A Pukekohe deer farmer has been fined $12,000 for not tagging 278 animals under the National Animal Identification and Tracing (NAIT) scheme.
Article continues below
Under the system all cattle or deer must be fitted with a NAIT tag and registered in the NAIT system by the time the animal is 180 days old, or before the animal is moved off farm.
Lester Harrison Nixon (73) was sentenced in the Papakura District Court on 2 charges under the National Animal Identification and Tracing Act, following a successful prosecution by Ministry for Primary Industries (MPI). He has 3 properties registered in the NAIT database.
"NAIT tags are there to track and trace animals. They play a critical role in helping to ensure we can respond quickly and accurately in the event of a biosecurity incursion. When people in charge of animals disregard their NAIT obligations they put the whole agricultural sector at risk," says MPI acting national manager Animal Welfare and NAIT compliance, Brendon Mikkelsen.
MPI made inquiries with Nixon about outstanding animal movements on his NAIT account in 2021.
"We found Mr Nixon had made little effort to comply with the NAIT system, advising us that he does not tag his deer until just before they’re transported. He said he does not register the tags and that he had farmed for over 30 years without it (NAIT)."
During a search of one of his properties where he had NAIT animals grazing, MPI found 132 deer not fitted with a NAIT tag and at another of Mr Nixon’s properties, a further 146 deer were also not fitted with tags.
In 2019, penalties in the NAIT Act increased tenfold to $100,000 for an individual, and up to $200,000 for a body corporate.
Mr Mikkelsen says while receiving one of these penalties could hurt the bottom line for people in charge of animals, the inability to trace animals can have far reaching and serious consequences for everyone.

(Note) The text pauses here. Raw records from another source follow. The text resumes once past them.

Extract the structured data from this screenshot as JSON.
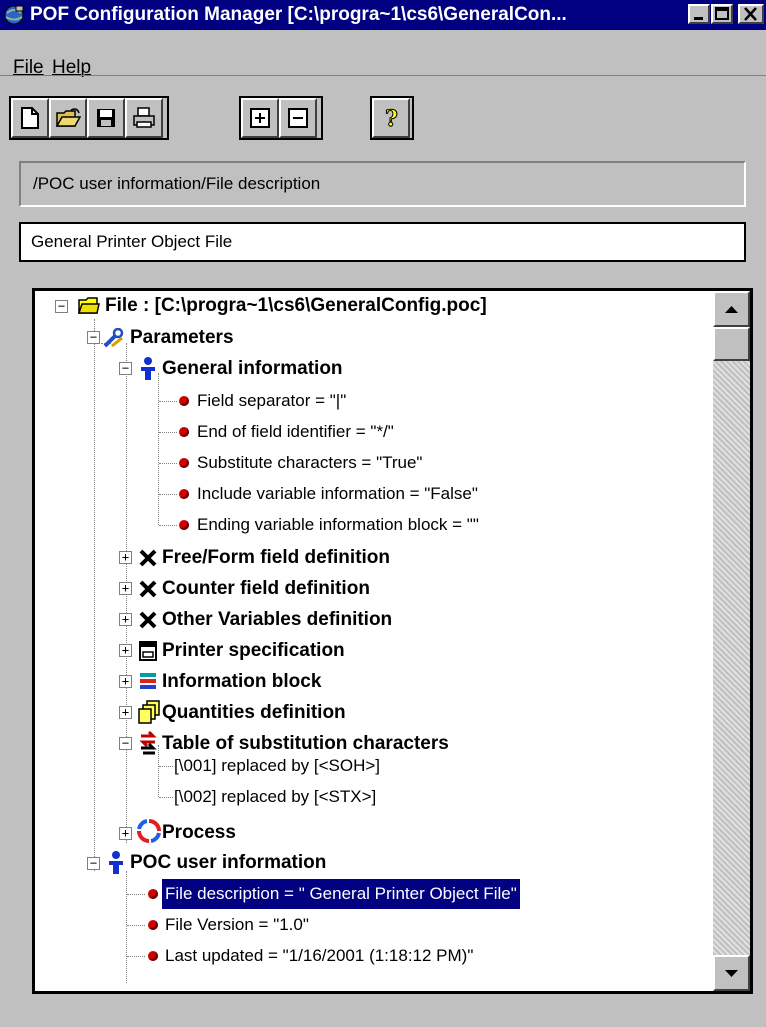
{
  "window": {
    "title": "POF Configuration Manager [C:\\progra~1\\cs6\\GeneralCon...",
    "icon": "app-globe-icon"
  },
  "menu": [
    {
      "label": "File",
      "hotkey": "F"
    },
    {
      "label": "Help",
      "hotkey": "H"
    }
  ],
  "toolbar": {
    "new": "new-file-icon",
    "open": "open-folder-icon",
    "save": "save-disk-icon",
    "print": "print-icon",
    "expand": "expand-plus-icon",
    "collapse": "collapse-minus-icon",
    "help": "help-question-icon"
  },
  "path": "/POC user information/File description",
  "description_value": "General Printer Object File",
  "tree": {
    "root": "File : [C:\\progra~1\\cs6\\GeneralConfig.poc]",
    "parameters": "Parameters",
    "general_information": "General information",
    "gi_items": [
      "Field separator = \"|\"",
      "End of field identifier = \"*/\"",
      "Substitute characters = \"True\"",
      "Include variable information = \"False\"",
      "Ending variable information block = \"\""
    ],
    "free_form": "Free/Form field definition",
    "counter": "Counter field definition",
    "other_vars": "Other Variables definition",
    "printer_spec": "Printer specification",
    "info_block": "Information block",
    "quantities": "Quantities definition",
    "substitution_table": "Table of substitution characters",
    "sub_items": [
      "[\\001] replaced by [<SOH>]",
      "[\\002] replaced by [<STX>]"
    ],
    "process": "Process",
    "poc_user_info": "POC user information",
    "poc_items": [
      "File description = \" General Printer Object File\"",
      "File Version = \"1.0\"",
      "Last updated = \"1/16/2001 (1:18:12 PM)\""
    ]
  },
  "colors": {
    "titlebar": "#000080",
    "selection": "#000080",
    "bullet": "#d00000",
    "face": "#c0c0c0"
  }
}
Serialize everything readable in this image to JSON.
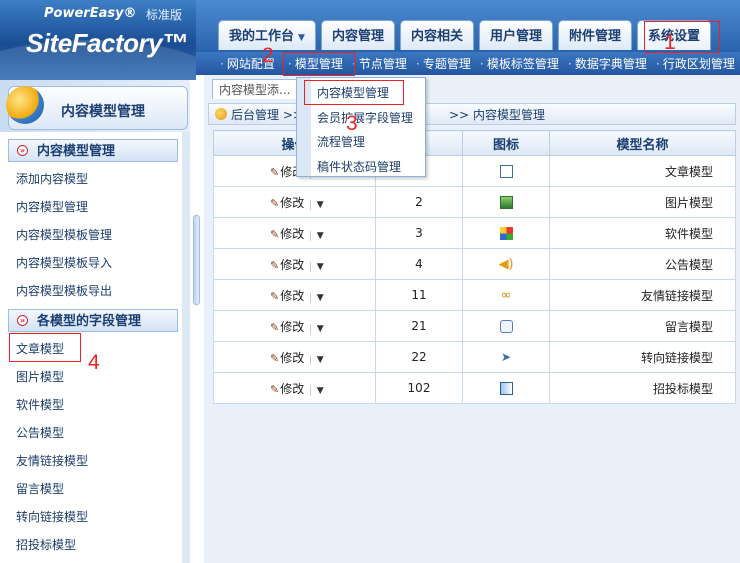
{
  "header": {
    "logo_top": "PowerEasy®",
    "logo_main": "SiteFactory™",
    "edition": "标准版",
    "tabs": [
      {
        "label": "我的工作台"
      },
      {
        "label": "内容管理"
      },
      {
        "label": "内容相关"
      },
      {
        "label": "用户管理"
      },
      {
        "label": "附件管理"
      },
      {
        "label": "系统设置"
      }
    ],
    "subnav": [
      "网站配置",
      "模型管理",
      "节点管理",
      "专题管理",
      "模板标签管理",
      "数据字典管理",
      "行政区划管理"
    ]
  },
  "dropdown": {
    "items": [
      "内容模型管理",
      "会员扩展字段管理",
      "流程管理",
      "稿件状态码管理"
    ]
  },
  "left_panel": {
    "title": "内容模型管理",
    "section1": {
      "title": "内容模型管理",
      "links": [
        "添加内容模型",
        "内容模型管理",
        "内容模型模板管理",
        "内容模型模板导入",
        "内容模型模板导出"
      ]
    },
    "section2": {
      "title": "各模型的字段管理",
      "links": [
        "文章模型",
        "图片模型",
        "软件模型",
        "公告模型",
        "友情链接模型",
        "留言模型",
        "转向链接模型",
        "招投标模型"
      ]
    }
  },
  "main": {
    "tab_label": "内容模型添...",
    "breadcrumb": {
      "home": "后台管理",
      "sep": ">>",
      "mid": ">>",
      "current": "内容模型管理"
    },
    "table": {
      "headers": [
        "操作",
        "ID",
        "图标",
        "模型名称"
      ],
      "edit_label": "修改",
      "rows": [
        {
          "id": "",
          "icon": "doc-icon",
          "name": "文章模型"
        },
        {
          "id": "2",
          "icon": "image-icon",
          "name": "图片模型"
        },
        {
          "id": "3",
          "icon": "software-icon",
          "name": "软件模型"
        },
        {
          "id": "4",
          "icon": "speaker-icon",
          "name": "公告模型"
        },
        {
          "id": "11",
          "icon": "link-icon",
          "name": "友情链接模型"
        },
        {
          "id": "21",
          "icon": "message-icon",
          "name": "留言模型"
        },
        {
          "id": "22",
          "icon": "redirect-icon",
          "name": "转向链接模型"
        },
        {
          "id": "102",
          "icon": "bid-icon",
          "name": "招投标模型"
        }
      ]
    }
  },
  "annotations": {
    "n1": "1",
    "n2": "2",
    "n3": "3",
    "n4": "4"
  },
  "colors": {
    "annotation": "#ee2222",
    "header_blue": "#2a63ad",
    "link": "#1d3d6b"
  }
}
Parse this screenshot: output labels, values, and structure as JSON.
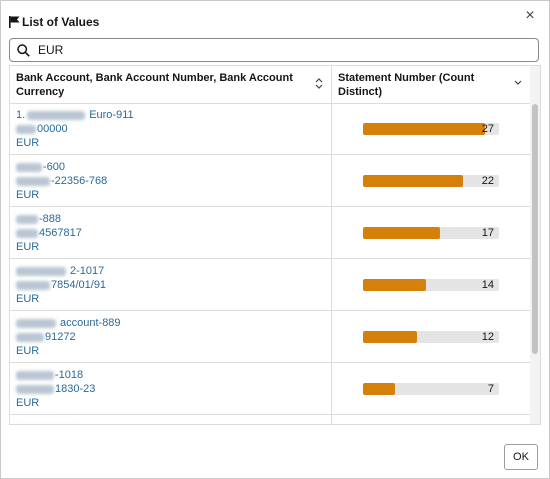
{
  "dialog": {
    "title": "List of Values",
    "close_label": "×",
    "ok_label": "OK"
  },
  "search": {
    "value": "EUR",
    "placeholder": ""
  },
  "table": {
    "columns": [
      {
        "label": "Bank Account, Bank Account Number, Bank Account Currency"
      },
      {
        "label": "Statement Number (Count Distinct)"
      }
    ],
    "max_value": 30,
    "rows": [
      {
        "line1": "Euro-911",
        "line1_prefix": "1.",
        "line2": "00000",
        "line3": "EUR",
        "value": 27,
        "value_label": "27"
      },
      {
        "line1": "-600",
        "line1_prefix": "",
        "line2": "-22356-768",
        "line3": "EUR",
        "value": 22,
        "value_label": "22"
      },
      {
        "line1": "-888",
        "line1_prefix": "",
        "line2": "4567817",
        "line3": "EUR",
        "value": 17,
        "value_label": "17"
      },
      {
        "line1": "2-1017",
        "line1_prefix": "",
        "line2": "7854/01/91",
        "line3": "EUR",
        "value": 14,
        "value_label": "14"
      },
      {
        "line1": "account-889",
        "line1_prefix": "",
        "line2": "91272",
        "line3": "EUR",
        "value": 12,
        "value_label": "12"
      },
      {
        "line1": "-1018",
        "line1_prefix": "",
        "line2": "1830-23",
        "line3": "EUR",
        "value": 7,
        "value_label": "7"
      },
      {
        "line1": "",
        "line1_prefix": "",
        "line2": "",
        "line3": "",
        "value": null,
        "value_label": ""
      }
    ]
  },
  "colors": {
    "bar_fill": "#d4800b",
    "bar_track": "#e4e4e4",
    "link_text": "#2a6a9c"
  }
}
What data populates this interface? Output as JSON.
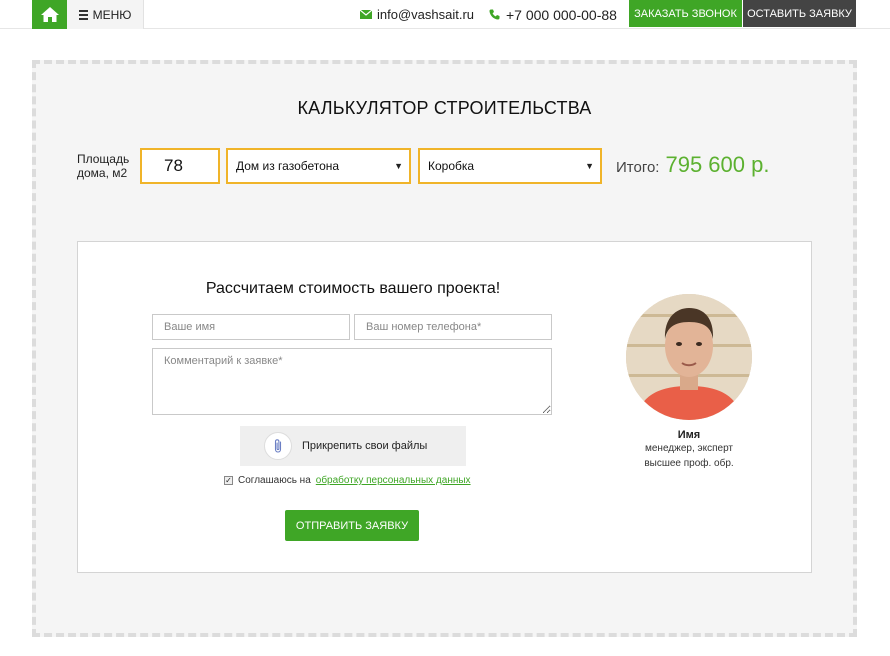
{
  "header": {
    "menu_label": "МЕНЮ",
    "email": "info@vashsait.ru",
    "phone": "+7 000 000-00-88",
    "call_button": "ЗАКАЗАТЬ ЗВОНОК",
    "request_button": "ОСТАВИТЬ ЗАЯВКУ",
    "icons": {
      "home": "home-icon",
      "menu": "hamburger-icon",
      "email": "envelope-icon",
      "phone": "phone-icon"
    }
  },
  "calculator": {
    "title": "КАЛЬКУЛЯТОР СТРОИТЕЛЬСТВА",
    "area_label": "Площадь дома, м2",
    "area_value": "78",
    "house_type": "Дом из газобетона",
    "build_stage": "Коробка",
    "total_label": "Итого:",
    "total_value": "795 600 р."
  },
  "form": {
    "title": "Рассчитаем стоимость вашего проекта!",
    "name_placeholder": "Ваше имя",
    "phone_placeholder": "Ваш номер телефона*",
    "comment_placeholder": "Комментарий к заявке*",
    "attach_label": "Прикрепить свои файлы",
    "consent_text": "Соглашаюсь на",
    "consent_link": "обработку персональных данных",
    "consent_checked": true,
    "submit_label": "ОТПРАВИТЬ ЗАЯВКУ"
  },
  "manager": {
    "name": "Имя",
    "role": "менеджер, эксперт",
    "education": "высшее проф. обр."
  },
  "colors": {
    "accent_green": "#3fa626",
    "dark_button": "#444444",
    "input_border": "#f0b429",
    "total_green": "#5cb130"
  }
}
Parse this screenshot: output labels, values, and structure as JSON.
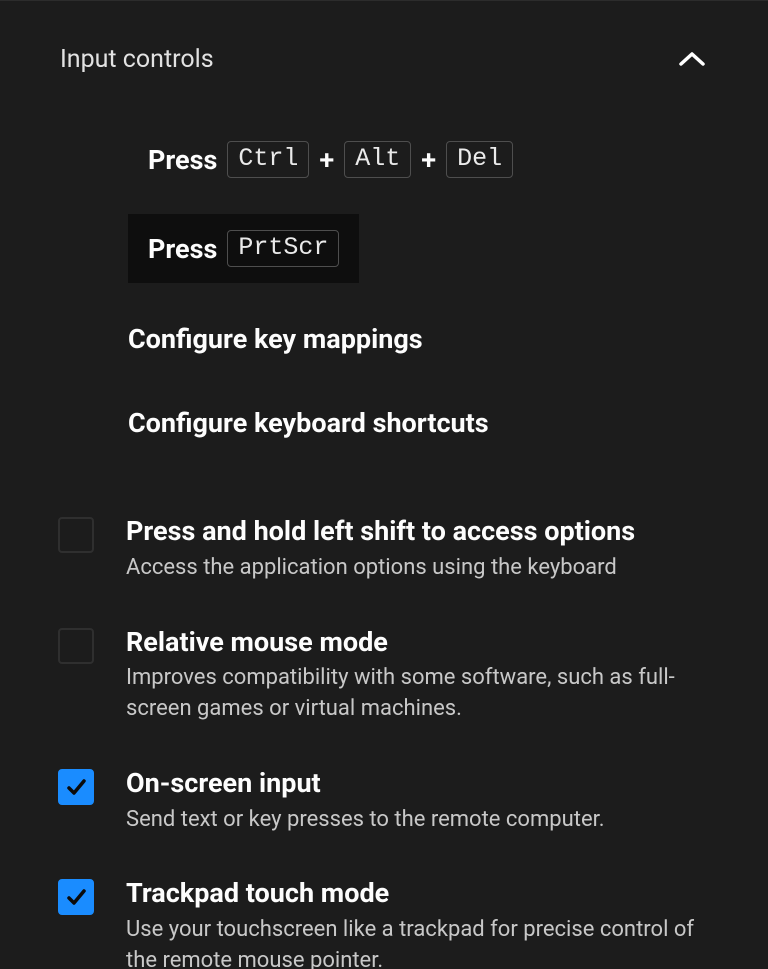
{
  "section": {
    "title": "Input controls"
  },
  "actions": {
    "ctrlaltdel": {
      "prefix": "Press",
      "keys": [
        "Ctrl",
        "Alt",
        "Del"
      ],
      "separator": "+"
    },
    "prtscr": {
      "prefix": "Press",
      "keys": [
        "PrtScr"
      ]
    },
    "keymap": "Configure key mappings",
    "shortcuts": "Configure keyboard shortcuts"
  },
  "options": [
    {
      "title": "Press and hold left shift to access options",
      "desc": "Access the application options using the keyboard",
      "checked": false
    },
    {
      "title": "Relative mouse mode",
      "desc": "Improves compatibility with some software, such as full-screen games or virtual machines.",
      "checked": false
    },
    {
      "title": "On-screen input",
      "desc": "Send text or key presses to the remote computer.",
      "checked": true
    },
    {
      "title": "Trackpad touch mode",
      "desc": "Use your touchscreen like a trackpad for precise control of the remote mouse pointer.",
      "checked": true
    }
  ]
}
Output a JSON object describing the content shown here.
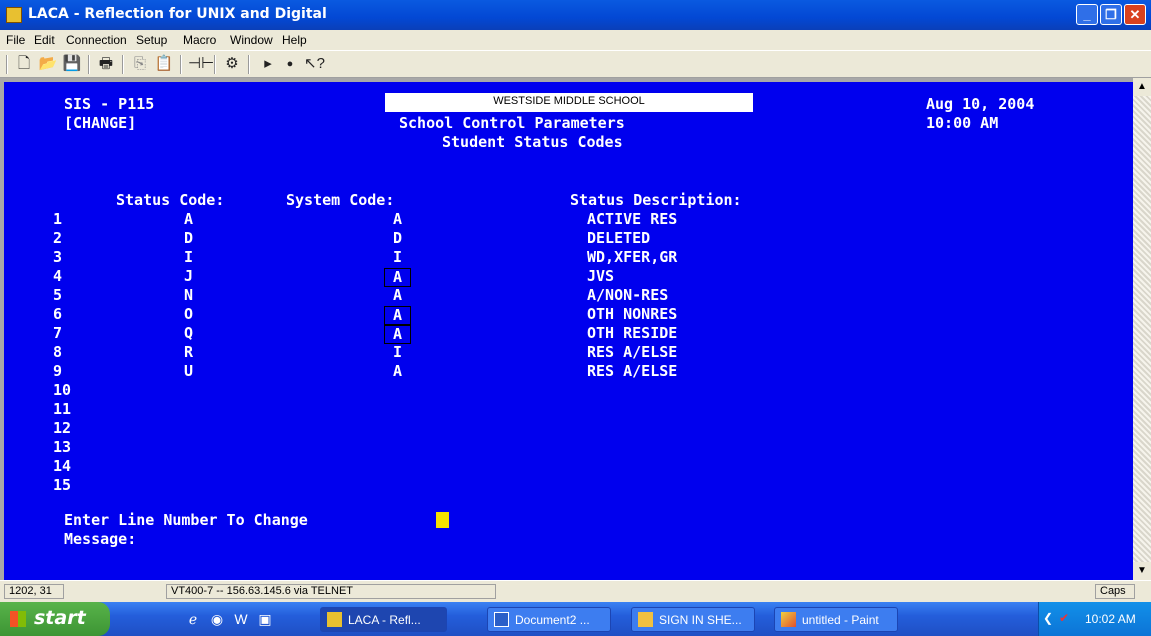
{
  "window": {
    "title": "LACA - Reflection for UNIX and Digital"
  },
  "menu": [
    "File",
    "Edit",
    "Connection",
    "Setup",
    "Macro",
    "Window",
    "Help"
  ],
  "terminal": {
    "program": "SIS - P115",
    "mode": "[CHANGE]",
    "school": "WESTSIDE MIDDLE SCHOOL",
    "heading1": "School Control Parameters",
    "heading2": "Student Status Codes",
    "date": "Aug 10, 2004",
    "time": "10:00 AM",
    "col_status": "Status Code:",
    "col_system": "System Code:",
    "col_desc": "Status Description:",
    "rows": [
      {
        "line": "1",
        "status": "A",
        "system": "A",
        "desc": "ACTIVE RES"
      },
      {
        "line": "2",
        "status": "D",
        "system": "D",
        "desc": "DELETED"
      },
      {
        "line": "3",
        "status": "I",
        "system": "I",
        "desc": "WD,XFER,GR"
      },
      {
        "line": "4",
        "status": "J",
        "system": "A",
        "desc": "JVS"
      },
      {
        "line": "5",
        "status": "N",
        "system": "A",
        "desc": "A/NON-RES"
      },
      {
        "line": "6",
        "status": "O",
        "system": "A",
        "desc": "OTH NONRES"
      },
      {
        "line": "7",
        "status": "Q",
        "system": "A",
        "desc": "OTH RESIDE"
      },
      {
        "line": "8",
        "status": "R",
        "system": "I",
        "desc": "RES A/ELSE"
      },
      {
        "line": "9",
        "status": "U",
        "system": "A",
        "desc": "RES A/ELSE"
      },
      {
        "line": "10"
      },
      {
        "line": "11"
      },
      {
        "line": "12"
      },
      {
        "line": "13"
      },
      {
        "line": "14"
      },
      {
        "line": "15"
      }
    ],
    "prompt": "Enter Line Number To Change",
    "message_label": "Message:"
  },
  "statusbar": {
    "cursor_pos": "1202, 31",
    "connection": "VT400-7 -- 156.63.145.6 via TELNET",
    "caps": "Caps"
  },
  "taskbar": {
    "start": "start",
    "tasks": [
      "LACA - Refl...",
      "Document2 ...",
      "SIGN IN SHE...",
      "untitled - Paint"
    ],
    "clock": "10:02 AM"
  },
  "colors": {
    "terminal_bg": "#0000ee",
    "cursor": "#f5e000"
  }
}
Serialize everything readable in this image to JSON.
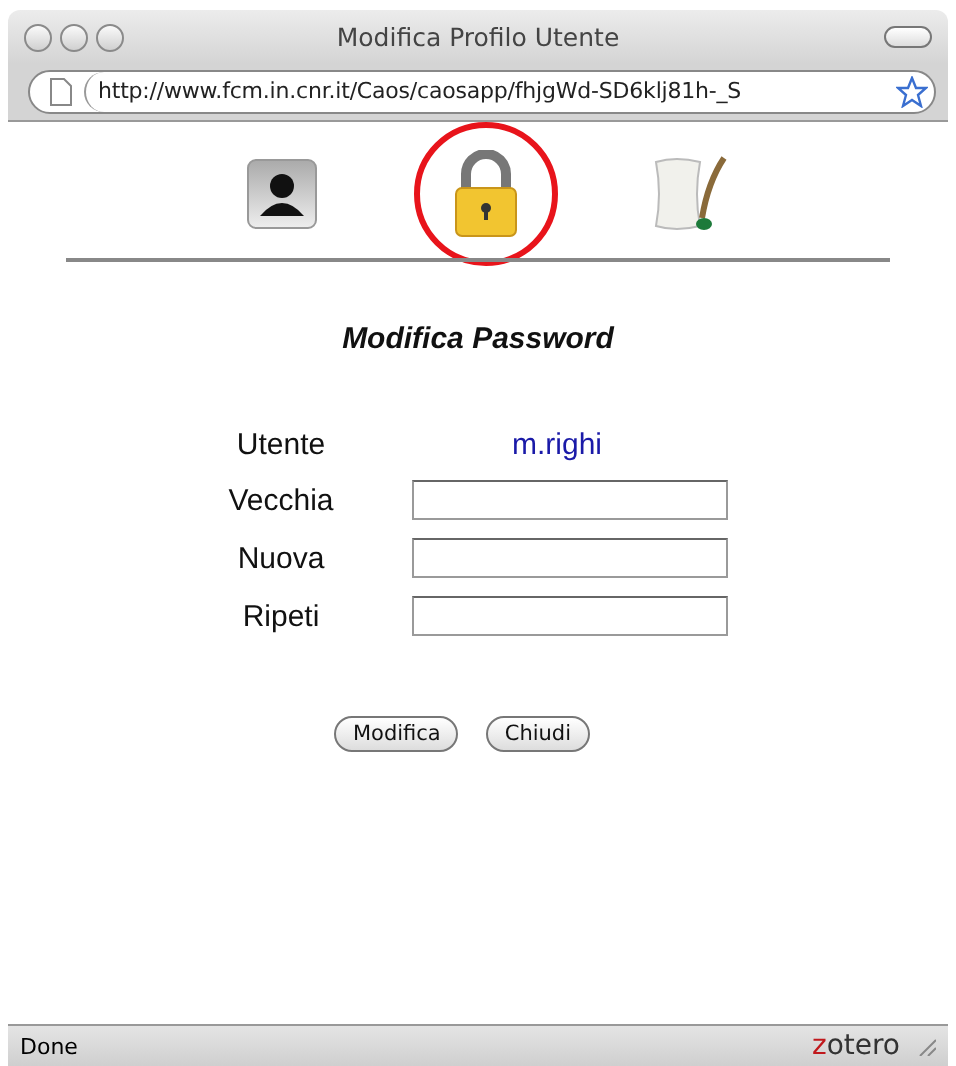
{
  "window": {
    "title": "Modifica Profilo Utente"
  },
  "address_bar": {
    "url": "http://www.fcm.in.cnr.it/Caos/caosapp/fhjgWd-SD6klj81h-_S"
  },
  "tabs": [
    {
      "kind": "user",
      "selected": false
    },
    {
      "kind": "lock",
      "selected": true
    },
    {
      "kind": "scroll",
      "selected": false
    }
  ],
  "form": {
    "title": "Modifica Password",
    "user_label": "Utente",
    "user_value": "m.righi",
    "fields": [
      {
        "label": "Vecchia"
      },
      {
        "label": "Nuova"
      },
      {
        "label": "Ripeti"
      }
    ],
    "buttons": [
      "Modifica",
      "Chiudi"
    ]
  },
  "status_bar": {
    "text": "Done",
    "brand": "zotero"
  }
}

"The NAIT tag and registration system is only as effective as the information entered in. If you are unsure about what you need to do, reach out. There is plenty of information, advice and support available," says Brendon Mikkelsen. ■